And, I did not really get good pics of her. However, since being in Southampton I have seen two of her sister ships; Azamara Quest and Adonia. I was also fortunate to take a quick stroll around the latter and she was very pretty inside.
Operated by Oceania Cruises, she is one of the three similar sisters that they have (Regatta (“R2”) and Insignia (“R1”) being the other two), and they also operate the Marina which called in Southampton on 11 June. Strangely enough it was also murky and foggy the day she arrived. Nautica is the former “R5”
What a difference between my 09H45 pic and my 19H20 pic. Light was equally blinding at Mayflower so I decided to rather head back to TC, however, Nautica was already singling up so I had too stand my ground and do my best.
She was berthed starboard side to, so it was really a matter of backing and turning and then going forward while turning. Theoretically an easy maneuver, we do something very similar when we park a car, but doing it with a ship is a totally different story. Yet, it is now becoming increasingly routine. No tugs required.
Then she was turned and a slight pause and she started moving slowly across in front of us. Steadily going a little bit faster all the time.
But, an interesting encounter was ahead. As she neared the Red Funnel terminal the Red Eagle decided to sail too and the pair both attempted to occupy the same space at the same time, Red Eagle facing almost at 90 degrees to Nautica.
Red Eagle stopped, and then rotated about her axis until she was facing in the same direction as Nautica was. She can do that quite easily as she is a bi-directional ferry.

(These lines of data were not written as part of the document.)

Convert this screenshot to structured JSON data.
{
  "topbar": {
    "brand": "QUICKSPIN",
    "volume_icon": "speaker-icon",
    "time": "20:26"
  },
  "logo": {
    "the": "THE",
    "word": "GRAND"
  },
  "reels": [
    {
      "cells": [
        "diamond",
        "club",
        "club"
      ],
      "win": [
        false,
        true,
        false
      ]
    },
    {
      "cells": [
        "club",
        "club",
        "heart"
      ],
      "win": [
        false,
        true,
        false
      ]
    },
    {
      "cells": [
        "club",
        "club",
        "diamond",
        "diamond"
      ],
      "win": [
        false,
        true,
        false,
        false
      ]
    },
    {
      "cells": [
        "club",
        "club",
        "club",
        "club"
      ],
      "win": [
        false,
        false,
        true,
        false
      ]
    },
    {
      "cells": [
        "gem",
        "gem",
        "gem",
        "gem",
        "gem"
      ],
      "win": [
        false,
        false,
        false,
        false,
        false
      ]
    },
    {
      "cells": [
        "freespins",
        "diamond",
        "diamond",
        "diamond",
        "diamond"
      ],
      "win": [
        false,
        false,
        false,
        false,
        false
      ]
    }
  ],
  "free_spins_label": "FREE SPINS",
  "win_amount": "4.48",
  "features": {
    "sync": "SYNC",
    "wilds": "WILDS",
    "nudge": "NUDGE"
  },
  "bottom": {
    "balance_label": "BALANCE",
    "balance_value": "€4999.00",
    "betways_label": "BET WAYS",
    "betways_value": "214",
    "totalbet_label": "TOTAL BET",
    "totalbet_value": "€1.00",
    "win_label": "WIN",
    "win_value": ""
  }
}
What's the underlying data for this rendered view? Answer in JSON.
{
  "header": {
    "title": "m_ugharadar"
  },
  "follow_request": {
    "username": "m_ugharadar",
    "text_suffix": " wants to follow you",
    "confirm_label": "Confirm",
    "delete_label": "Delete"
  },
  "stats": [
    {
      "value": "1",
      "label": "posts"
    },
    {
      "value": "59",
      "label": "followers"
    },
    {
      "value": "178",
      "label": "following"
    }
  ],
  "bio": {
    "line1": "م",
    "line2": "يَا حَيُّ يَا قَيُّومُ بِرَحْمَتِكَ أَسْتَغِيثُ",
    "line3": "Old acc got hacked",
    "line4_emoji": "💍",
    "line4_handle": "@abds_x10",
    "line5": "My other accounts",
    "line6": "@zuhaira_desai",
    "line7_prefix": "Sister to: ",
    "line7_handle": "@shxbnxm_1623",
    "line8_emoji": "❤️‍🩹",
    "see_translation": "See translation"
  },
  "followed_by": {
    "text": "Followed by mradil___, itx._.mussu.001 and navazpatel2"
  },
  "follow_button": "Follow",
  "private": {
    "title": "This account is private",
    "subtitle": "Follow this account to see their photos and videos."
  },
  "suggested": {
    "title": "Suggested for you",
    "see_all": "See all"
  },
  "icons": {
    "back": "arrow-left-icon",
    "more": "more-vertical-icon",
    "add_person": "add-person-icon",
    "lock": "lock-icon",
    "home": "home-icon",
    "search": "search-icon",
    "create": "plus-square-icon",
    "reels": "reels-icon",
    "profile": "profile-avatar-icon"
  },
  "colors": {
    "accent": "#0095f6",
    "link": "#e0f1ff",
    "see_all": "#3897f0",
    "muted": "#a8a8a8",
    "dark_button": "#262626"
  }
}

She probably slipped in behind the ship, and followed her down Southampton Water.
© DRW 2013-2018. Images recreated 08/04/2016